Interface dataset entries:
———

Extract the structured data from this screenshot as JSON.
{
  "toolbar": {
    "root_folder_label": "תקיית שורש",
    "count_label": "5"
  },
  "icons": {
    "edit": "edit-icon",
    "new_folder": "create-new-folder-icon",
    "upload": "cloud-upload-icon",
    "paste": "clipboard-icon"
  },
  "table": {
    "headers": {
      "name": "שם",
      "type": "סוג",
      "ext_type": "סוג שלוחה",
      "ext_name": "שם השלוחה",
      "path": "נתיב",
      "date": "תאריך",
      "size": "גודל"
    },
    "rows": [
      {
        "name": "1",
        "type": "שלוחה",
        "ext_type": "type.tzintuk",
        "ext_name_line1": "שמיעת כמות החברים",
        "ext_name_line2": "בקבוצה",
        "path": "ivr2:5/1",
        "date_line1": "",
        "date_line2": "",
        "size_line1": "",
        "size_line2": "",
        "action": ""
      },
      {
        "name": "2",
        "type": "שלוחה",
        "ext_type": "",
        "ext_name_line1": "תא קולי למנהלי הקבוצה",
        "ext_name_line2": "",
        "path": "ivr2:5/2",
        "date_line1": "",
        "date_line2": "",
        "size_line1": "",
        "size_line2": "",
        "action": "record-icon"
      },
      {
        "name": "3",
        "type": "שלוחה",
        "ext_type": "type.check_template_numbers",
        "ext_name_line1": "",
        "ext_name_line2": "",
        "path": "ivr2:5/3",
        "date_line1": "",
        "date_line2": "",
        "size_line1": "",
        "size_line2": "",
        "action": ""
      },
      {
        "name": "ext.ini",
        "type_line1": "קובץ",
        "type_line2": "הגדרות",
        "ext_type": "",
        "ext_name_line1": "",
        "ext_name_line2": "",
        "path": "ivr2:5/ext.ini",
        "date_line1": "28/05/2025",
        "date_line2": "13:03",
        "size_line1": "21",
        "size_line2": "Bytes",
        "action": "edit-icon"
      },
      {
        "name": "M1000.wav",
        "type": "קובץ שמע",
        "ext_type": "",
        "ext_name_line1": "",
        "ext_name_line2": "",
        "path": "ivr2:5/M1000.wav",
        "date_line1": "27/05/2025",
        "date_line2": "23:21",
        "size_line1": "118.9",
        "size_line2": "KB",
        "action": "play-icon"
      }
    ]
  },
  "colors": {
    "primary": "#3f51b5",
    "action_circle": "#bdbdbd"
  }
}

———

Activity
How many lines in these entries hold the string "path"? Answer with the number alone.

Solution for this task
6